If ever there was a need for the hospitality sector to look again at their marketing strategies, now is that time and Victoria Searl is perfectly placed to help shape a new post-pandemic future.

Victoria, a hospitality professional with over 27 years of experience – from pulling pints to pulling data and board level decision making – is the Founder of disruptive hospitality marketing business, DataHawks.

The business analyses customer data to identify and profile each client’s most valuable base – forming the basis of an often business changing acquisition, conversion and retention strategy.

“The buzz and excitement of working in hospitality drew me away from university. So, from pulling pints at 18 to waiting tables to then making my way up the ladder and taking on operational and marketing roles, I got to know the industry inside out.

I worked for brands such as TGI Fridays, Strada, Byron, Café Rouge and others. My time in all these restaurant groups taught me huge amounts and have set me up perfectly to be leading a business that now serves that industry.”

Born out of frustration
In 2019, Victoria founded DataHawks largely out of a feeling of frustration of watching an industry she loved not making the most of the information they had to inform their strategic plans.

“Whilst I love the hospitality industry, it is an industry that is resistant to change and I watched the same decisions being made by the same types of people. I could see that there was a need to further understand who customers were, their behaviours and what they wanted from their experience, however there was such reticence to embrace data in a more meaningful way.

I would say hospitality is 25 years behind the likes of retail when it comes to capturing data and using it to understand their customers. This means businesses are literally leaving money on the table by presuming to know exactly who their most valuable customers are and what they want.”

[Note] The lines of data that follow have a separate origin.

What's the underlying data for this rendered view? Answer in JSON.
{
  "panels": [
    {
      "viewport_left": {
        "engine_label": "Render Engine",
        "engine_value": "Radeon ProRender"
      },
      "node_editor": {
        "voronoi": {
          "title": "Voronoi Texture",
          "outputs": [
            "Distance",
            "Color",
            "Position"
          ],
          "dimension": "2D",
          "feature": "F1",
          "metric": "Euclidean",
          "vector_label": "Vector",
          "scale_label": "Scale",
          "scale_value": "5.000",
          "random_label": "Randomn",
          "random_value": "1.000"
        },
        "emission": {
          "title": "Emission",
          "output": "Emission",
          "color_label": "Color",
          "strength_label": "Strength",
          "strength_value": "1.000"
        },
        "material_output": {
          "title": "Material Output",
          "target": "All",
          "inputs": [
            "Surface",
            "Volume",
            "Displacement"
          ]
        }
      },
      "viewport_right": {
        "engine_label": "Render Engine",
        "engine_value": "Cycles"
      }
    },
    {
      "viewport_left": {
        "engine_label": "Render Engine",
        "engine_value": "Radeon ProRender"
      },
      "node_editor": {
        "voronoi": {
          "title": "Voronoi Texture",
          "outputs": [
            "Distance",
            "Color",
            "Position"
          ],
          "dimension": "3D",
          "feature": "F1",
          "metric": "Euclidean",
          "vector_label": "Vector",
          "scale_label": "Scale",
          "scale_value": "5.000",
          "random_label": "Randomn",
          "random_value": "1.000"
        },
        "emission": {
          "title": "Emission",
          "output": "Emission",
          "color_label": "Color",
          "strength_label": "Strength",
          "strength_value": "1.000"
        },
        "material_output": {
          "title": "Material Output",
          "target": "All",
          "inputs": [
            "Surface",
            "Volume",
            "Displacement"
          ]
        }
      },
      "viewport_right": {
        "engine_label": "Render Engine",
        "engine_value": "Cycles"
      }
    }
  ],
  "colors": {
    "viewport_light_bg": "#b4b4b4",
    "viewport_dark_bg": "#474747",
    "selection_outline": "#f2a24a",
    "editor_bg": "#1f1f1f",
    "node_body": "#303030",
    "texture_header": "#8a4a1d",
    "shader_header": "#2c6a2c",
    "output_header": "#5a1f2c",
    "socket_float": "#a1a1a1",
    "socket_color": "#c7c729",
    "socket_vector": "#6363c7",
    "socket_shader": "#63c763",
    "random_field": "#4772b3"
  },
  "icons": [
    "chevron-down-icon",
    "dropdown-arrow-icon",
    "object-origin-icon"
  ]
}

Despite being a small new business, DataHawks counts the likes of Leon, Pizza Pilgrims and Tenpin among its clients and all despite running mainly through a pandemic, which has left many hospitality venues closed for months at a time. It is particularly within this context that Victoria is determined to support hospitality businesses to understand their data in order to generate as much revenue as possible.

Victoria explains: “When I work with brands now, I regularly reveal their most valuable customer to them through our data analytics and 9 times out of 10 it is not the group they thought it would be. I knew setting up a business that would require decision makers to think differently and take a punt on data to help them increase profits, added to that the business was established in late 2019 – with all we’ve had to face – has certainly added to that challenge. However, I’ve already witnessed clients benefit from truly getting to know their data.”

In the 27 years Victoria has been involved with the industry, much has changed, and the current pandemic will be creating even greater change and at a pace.

Victoria summarises those changes across the decades: “While the way we deliver hospitality has remained relatively unchanged since I started my career, the drivers of it have shifted significantly. The 90’s were all about choice and innovation – new cuisines and products, delivered in unfamiliar and, compared to the 70’s and 80’s, exciting ways. The huge shift to digital in the 00’s put hospitality operators head-to-head, as customers made their decisions where to visit by visiting a brand’s website, and the arrival of Instagram in 2010, brought with it the era of the ‘experience economy’ – people wanted to eat, drink and have fun, but in ways they could really show off on social media. Now the oldest millennials are turning 40, and Gen Z are setting the agenda. Gen Z still absolutely want to eat, drink and have fun, but like everything else in their world, they want to do it on their own terms. We are now firmly in the era of personalisation, and brands who don’t get to know and understand their customers in intimate detail risk losing them to brands who do.”

In the context of both that shift to personalisation plus the impacts of the pandemic, the hospitality industry in the UK remains in uncertain and unknown territory.

“Fundamentally, I do believe the industry will weather this storm – and even adapt because adapting is the key to surviving. Of course, there will be businesses who do not make it but the social and cultural (let alone economic) value the industry means it will bounce back when it is safe for people to return to venues in a meaningful way.

Some ways hospitality can use this time to make sure their bounce back is strong, is by considering how best to capture more data from the customers they are getting – through their takeaway services and the like. Then taking time – or even taking on a professional – to begin to really interrogate their data would put them on the front foot when things begin to look a bit more normal here in the UK from spring 2021. Hospitality is here to stay, but decision makers need to be open and aware to the fact that who they customers are and what they want, or demand might have shifted significantly since the pandemic.”

Victoria is set to grow both her team and client base in 2021, with positive signs that more and more hospitality businesses are acknowledging the need to be more in control of their businesses by better understanding who really their most valuable customers are. (DataHawks.)